Median arcuate ligament syndrome has some disrepute among vascular surgeons because it does not make intrinsic sense that an isolated celiac axis stenosis, an intermittent one at that, would cause a regional mesenteric ischemia in a population that is in the literature, generally younger than the classic population seen for chronic mesenteric ischemia. And it shouldn’t, because no exceptions to the physiology and anatomy of mesenteric ischemia can be made.

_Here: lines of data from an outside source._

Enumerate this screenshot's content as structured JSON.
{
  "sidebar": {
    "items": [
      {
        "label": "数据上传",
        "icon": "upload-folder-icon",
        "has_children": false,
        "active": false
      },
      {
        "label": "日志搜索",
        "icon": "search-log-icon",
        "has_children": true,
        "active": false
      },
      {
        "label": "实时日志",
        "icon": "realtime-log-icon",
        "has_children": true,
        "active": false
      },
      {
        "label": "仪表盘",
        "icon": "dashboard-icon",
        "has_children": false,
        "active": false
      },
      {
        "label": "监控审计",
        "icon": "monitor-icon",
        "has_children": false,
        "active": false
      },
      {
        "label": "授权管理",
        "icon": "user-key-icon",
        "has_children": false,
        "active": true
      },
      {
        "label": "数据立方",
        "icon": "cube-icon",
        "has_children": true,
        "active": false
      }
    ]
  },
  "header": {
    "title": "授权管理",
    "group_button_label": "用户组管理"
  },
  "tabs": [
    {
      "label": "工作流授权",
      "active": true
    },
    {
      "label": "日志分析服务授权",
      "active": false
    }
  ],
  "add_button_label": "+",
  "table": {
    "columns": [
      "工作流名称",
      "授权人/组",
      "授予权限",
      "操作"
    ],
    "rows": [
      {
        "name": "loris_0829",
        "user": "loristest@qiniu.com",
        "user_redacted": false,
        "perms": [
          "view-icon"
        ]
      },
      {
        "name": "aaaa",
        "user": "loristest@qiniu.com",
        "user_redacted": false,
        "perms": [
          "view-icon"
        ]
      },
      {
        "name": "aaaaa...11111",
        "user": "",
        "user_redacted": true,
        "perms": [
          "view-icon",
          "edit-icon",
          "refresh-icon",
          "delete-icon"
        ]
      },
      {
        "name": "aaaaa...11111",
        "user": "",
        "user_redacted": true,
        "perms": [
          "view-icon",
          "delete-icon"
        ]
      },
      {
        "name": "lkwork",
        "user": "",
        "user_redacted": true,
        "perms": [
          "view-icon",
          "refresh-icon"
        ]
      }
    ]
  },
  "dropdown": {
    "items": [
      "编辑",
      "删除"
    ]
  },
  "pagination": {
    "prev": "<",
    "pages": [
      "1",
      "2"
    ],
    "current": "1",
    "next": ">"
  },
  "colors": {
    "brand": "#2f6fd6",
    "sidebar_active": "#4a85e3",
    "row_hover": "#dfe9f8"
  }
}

The finding that some younger patients present with post prandial upper abdominal pain with associated compression of the celiac axis by the median arcuate ligament of the diaphragm dates to the 1960’s. These patients lose weight and find relief by leaning forward, standing, and crouching. They resort to small volume liquid diets in extreme cases, and more than 50 pounds of weight loss is seen.
During my fellowship, we treated these with operative release of the median arcuate ligament and there would be fibrosis and the celiac plexus, nerves mediating somatic pain from the foregut, would be ablated during the dissection. Inevitably, the celiac axis would undergo a patch or bypass because of the chronic scarring on the artery due to the compression. For the past two years, in collaboration with Drs. Matthew Kroh and Kevin El-Hayek (now in CCF Abu Dhabi), these releases have been performed laparoscopically, and celiac stents are hardly ever used.
John Weber, our vascular surgery chief resident, has prepared this data and we have submitted it to the PVSS for the meeting in February. Not thinking of this as a vascular disease, but rather a nerve compression disease, much like neurogenic thoracic outlet syndrome or carpel tunnel syndrome, the pathoanatomy and clinical presentation make far more sense. There is inflammation typically and nerves are ablated, and celiac plexus block, it turns out, is an excellent screening tool when the classic presentation is not present. It is analogous to using a scalene block in neurogenic thoracic outlet syndrome. Redo operation is feasible if the original procedure fails to relieve pain completely, if the celiac plexus block works to block the pain.